Plenty it seems, given the preponderance of English titles for Malayalam films
Recently a joyous air reigned in Malayalam literary circles as the language’s bid for classical status won approval from the Union Cabinet. The language’s antiquity was duly rewarded, many averred. The linguistic stirring though has stayed away from Malayalam films as far as titles are concerned.
At the time of going to press, in 2013, more than 70 films have been released in Kerala, other parts of the Southern peninsula and Delhi and Mumbai. And strangely only 30 of these movies have Malayalam titles, the rest have sought refuge in English.

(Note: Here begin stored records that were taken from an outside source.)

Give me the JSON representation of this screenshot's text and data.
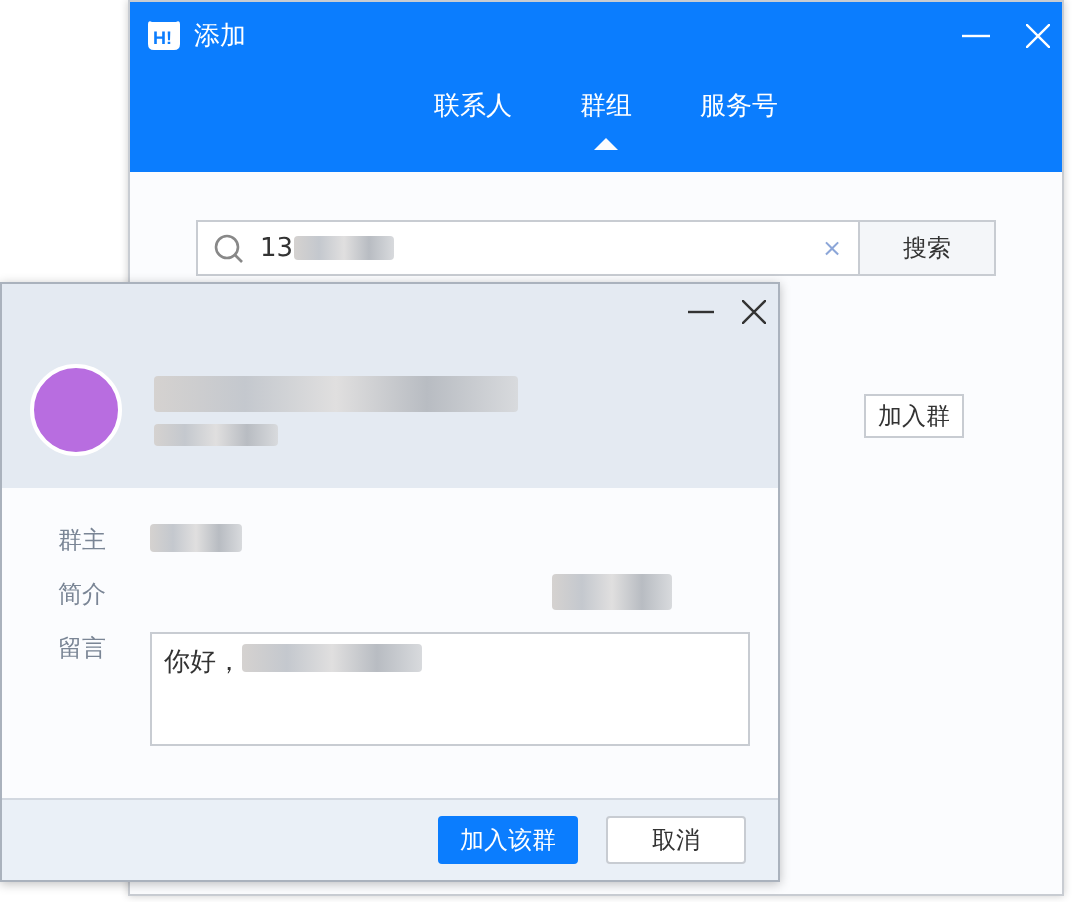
{
  "back_window": {
    "logo_text": "H!",
    "title": "添加",
    "tabs": [
      {
        "label": "联系人",
        "selected": false
      },
      {
        "label": "群组",
        "selected": true
      },
      {
        "label": "服务号",
        "selected": false
      }
    ],
    "search": {
      "value": "13",
      "clear": "×",
      "button": "搜索"
    },
    "join_button": "加入群"
  },
  "dialog": {
    "fields": [
      {
        "label": "群主"
      },
      {
        "label": "简介"
      },
      {
        "label": "留言"
      }
    ],
    "message": "你好，",
    "buttons": [
      {
        "label": "加入该群",
        "kind": "primary"
      },
      {
        "label": "取消",
        "kind": "secondary"
      }
    ]
  }
}
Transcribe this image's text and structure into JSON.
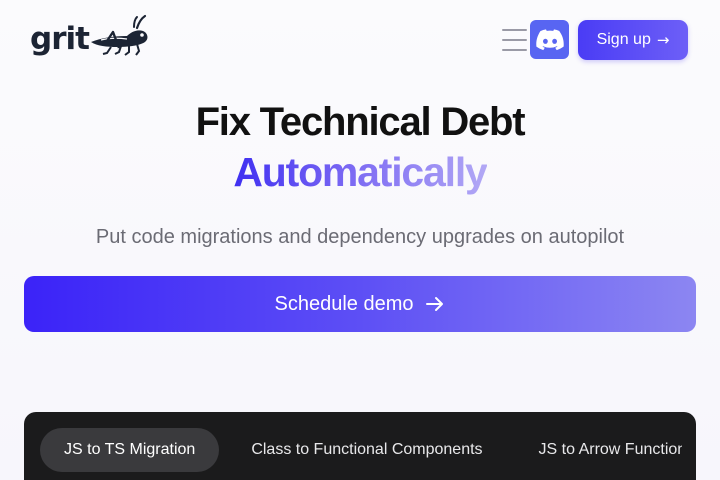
{
  "header": {
    "logo_text": "grit",
    "logo_icon": "cricket-icon",
    "menu_icon": "hamburger-icon",
    "discord_icon": "discord-icon",
    "signup_label": "Sign up",
    "signup_arrow": "→"
  },
  "hero": {
    "title": "Fix Technical Debt",
    "accent": "Automatically",
    "subtitle": "Put code migrations and dependency upgrades on autopilot",
    "cta_label": "Schedule demo",
    "cta_icon": "arrow-right-icon"
  },
  "migrations": {
    "tabs": [
      {
        "label": "JS to TS Migration",
        "active": true
      },
      {
        "label": "Class to Functional Components",
        "active": false
      },
      {
        "label": "JS to Arrow Functions",
        "active": false
      }
    ]
  },
  "colors": {
    "brand": "#4a3cf5",
    "discord": "#5865f2",
    "panel": "#1b1b1c",
    "logo": "#1c2434"
  }
}
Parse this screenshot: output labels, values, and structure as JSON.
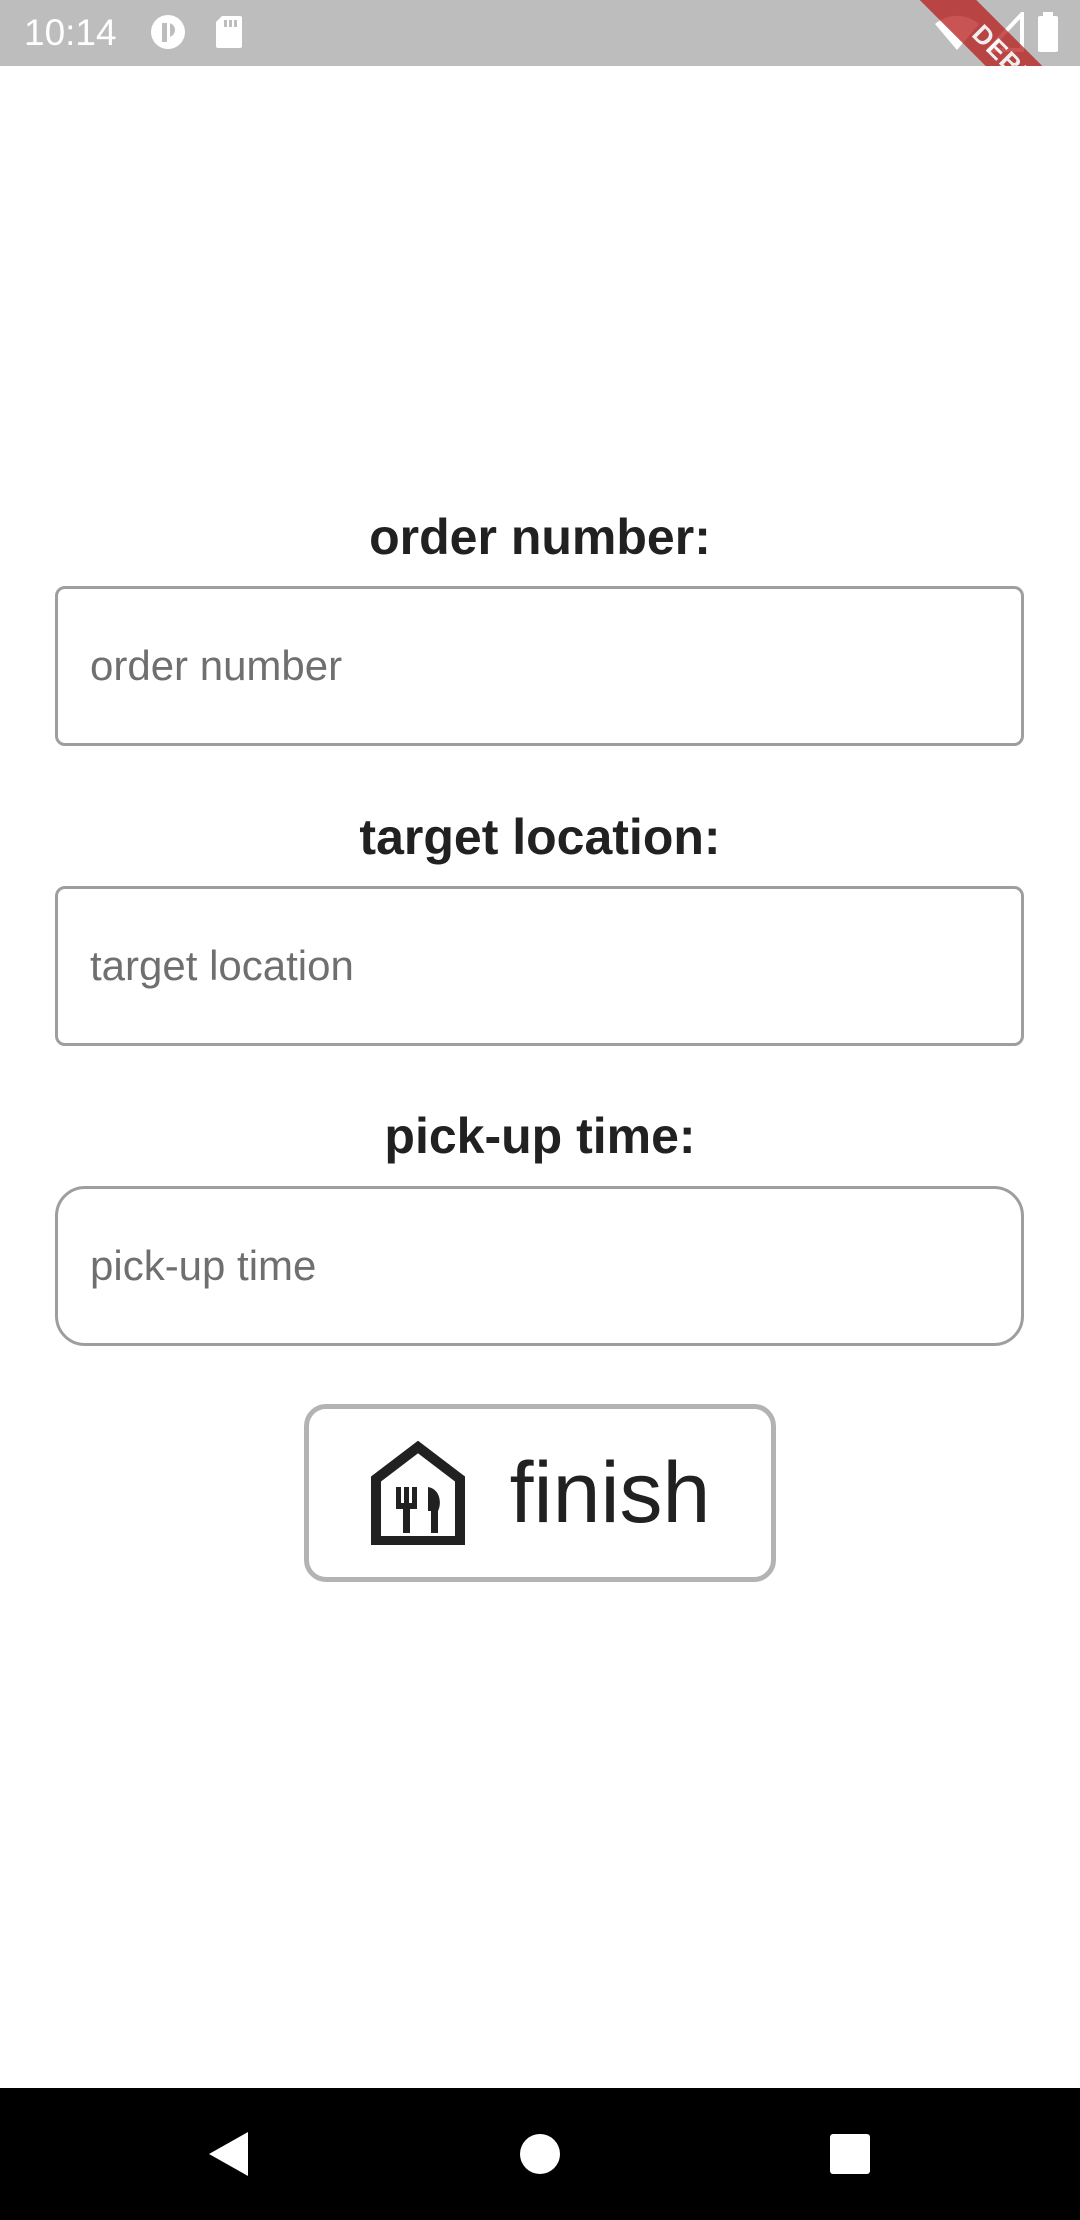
{
  "status_bar": {
    "time": "10:14",
    "debug_label": "DEBUG"
  },
  "form": {
    "order_number": {
      "label": "order number:",
      "placeholder": "order number",
      "value": ""
    },
    "target_location": {
      "label": "target location:",
      "placeholder": "target location",
      "value": ""
    },
    "pickup_time": {
      "label": "pick-up time:",
      "placeholder": "pick-up time",
      "value": ""
    }
  },
  "finish_button": {
    "label": "finish",
    "icon": "restaurant-house-icon"
  },
  "nav_bar": {
    "back_icon": "back-triangle-icon",
    "home_icon": "home-circle-icon",
    "recents_icon": "recents-square-icon"
  },
  "colors": {
    "status_bar_bg": "#bdbdbd",
    "debug_banner": "#b71c1c",
    "field_border": "#9e9e9e",
    "button_border": "#b3b3b3",
    "text": "#212121",
    "nav_bar_bg": "#000000"
  }
}
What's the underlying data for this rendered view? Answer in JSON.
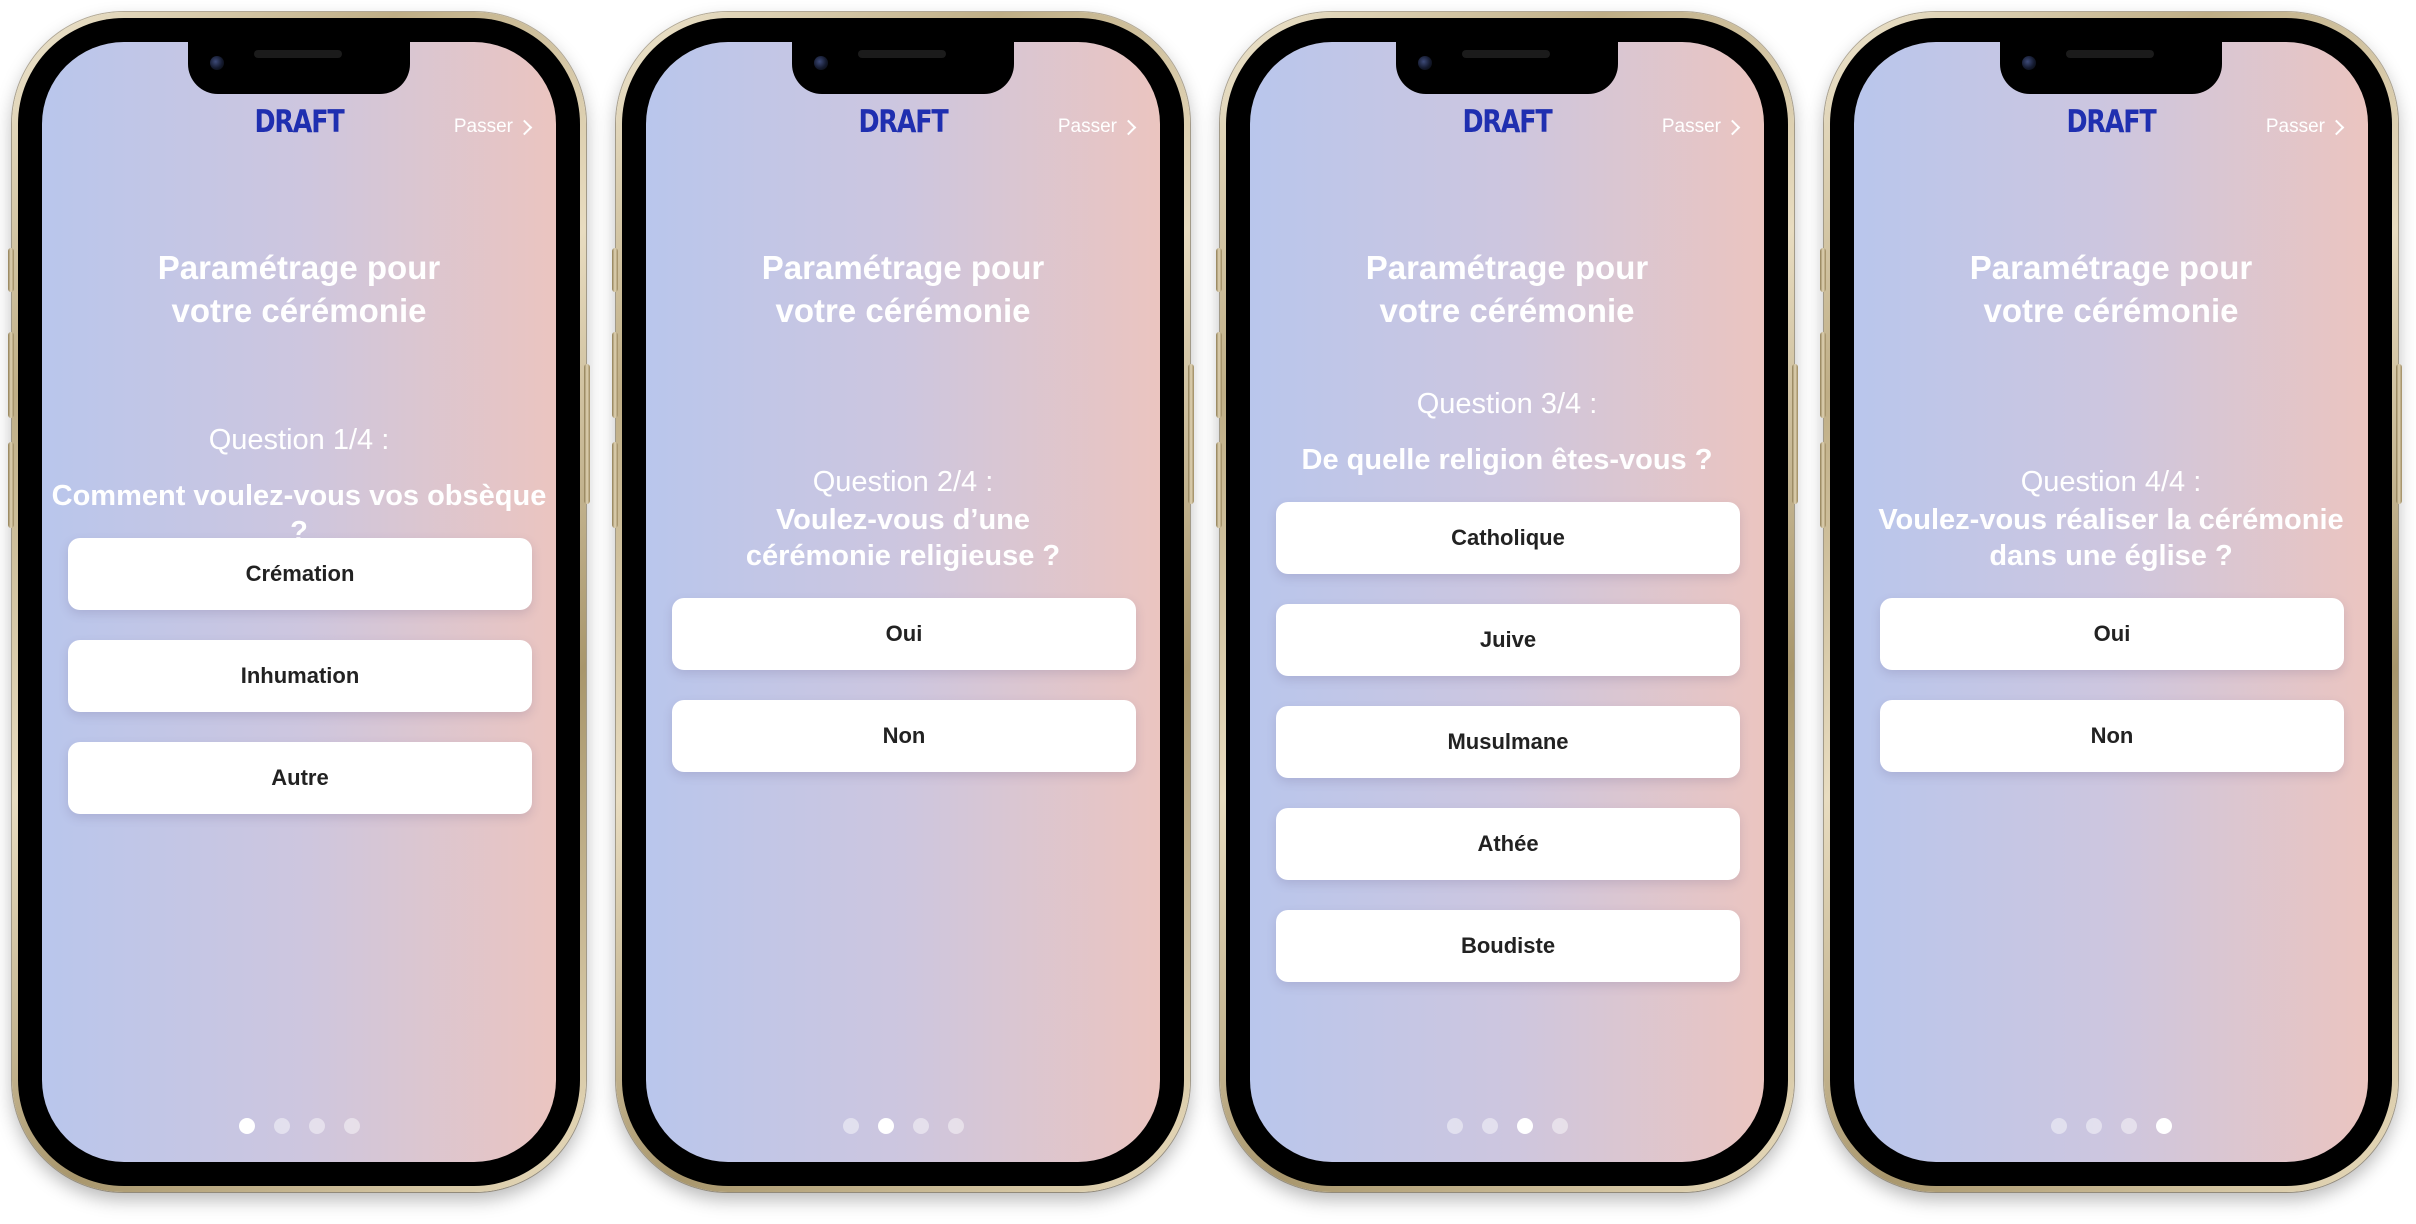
{
  "app": {
    "logo": "DRAFT",
    "skip_label": "Passer",
    "title_line1": "Paramétrage pour",
    "title_line2": "votre cérémonie"
  },
  "screens": [
    {
      "question_number": "Question 1/4 :",
      "question_text": "Comment voulez-vous vos obsèque ?",
      "options": [
        "Crémation",
        "Inhumation",
        "Autre"
      ],
      "active_page": 1
    },
    {
      "question_number": "Question 2/4 :",
      "question_text_line1": "Voulez-vous d’une",
      "question_text_line2": "cérémonie religieuse ?",
      "options": [
        "Oui",
        "Non"
      ],
      "active_page": 2
    },
    {
      "question_number": "Question 3/4 :",
      "question_text": "De quelle religion êtes-vous ?",
      "options": [
        "Catholique",
        "Juive",
        "Musulmane",
        "Athée",
        "Boudiste"
      ],
      "active_page": 3
    },
    {
      "question_number": "Question 4/4 :",
      "question_text_line1": "Voulez-vous réaliser la cérémonie",
      "question_text_line2": "dans une église ?",
      "options": [
        "Oui",
        "Non"
      ],
      "active_page": 4
    }
  ],
  "colors": {
    "brand": "#1f2fb0",
    "gradient_left": "#b9c6ec",
    "gradient_right": "#ebc5c0",
    "option_background": "#ffffff",
    "option_text": "#222222"
  },
  "icons": {
    "skip": "chevron-right-icon",
    "camera": "front-camera-icon"
  }
}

Titles such as Three Dots, Honey Bee, Red Wine and yes even English, have been bandied around. There is no rule that forbids granting of English titles to regional films and this is not a space to dabble in needless linguistic chauvinism. Earlier too, some Malayalam films had English names. For instance, there was Hello My Dear Wrong Number. Back then, however, the titles mostly fit the subject. Now it seems more a case of herd mentality at play.
Yes, English has seeped into every vernacular language but surely, there is a quaint appeal to titles that have the local flavour. For instance Natholi Oru Cheriya Meenalla (Natholi isn’t a small fish) has a nice ring to it. The movie that featured Kerala’s latest heartthrob Fahad Fazil, may not have struck box-office gold like his other recent release, Amen, yet the title created a sense of intrigue.
The gradual ascent of English in Malayalam films started in the 1980s and back then the language was employed in advertisement campaigns. Mammootty’s hit Nair Saab had the tagline: “Fighting with fire below freezing point is dangerous.” The concept of gun-fire in the Kashmir valley was neatly summed up in those words.
Much later, Suresh Gopi stormed the screen in his revamped Super Star avatar and delivered punchy dialogues in English, which were as powerful as his fists against the villains.
The fans whistled and a trend had started. Now with new-age directors emerging, the leaning towards English is complete. Many will argue that this is a mere reflection of the language’s all-consuming role in our lives. There are others who beg to differ like A.P. Shameer, an advocate in Calicut. “There is this new kind of films, new-generation movies. Some of the films are very good but most are copied from English films. There seems to be a lack of ideas both from script-writers and directors and that is reflected in titles too. The result is that inevitably more English names are selected. However directors, especially the seniors, like Sathyan Anthikkad mainly stick to Malayalam titles.”
May be the Kerala Government will do what its counterpart in Tamil Nadu did in the recent past and grant tax-benefits to movies with Tamil titles. Thanks to which, so you had titles ranging from the lyrical Muppozhudum Un Karpanaigal (Imagining you all the time) to the colloquial Kanna Laddu Thinna Aasaiya (Lad, do you want to eat a laddu?).
Meanwhile it is time to say Thank You. Mind you, that is a title of a Malayalam film that might hit the theatres by the time you read this!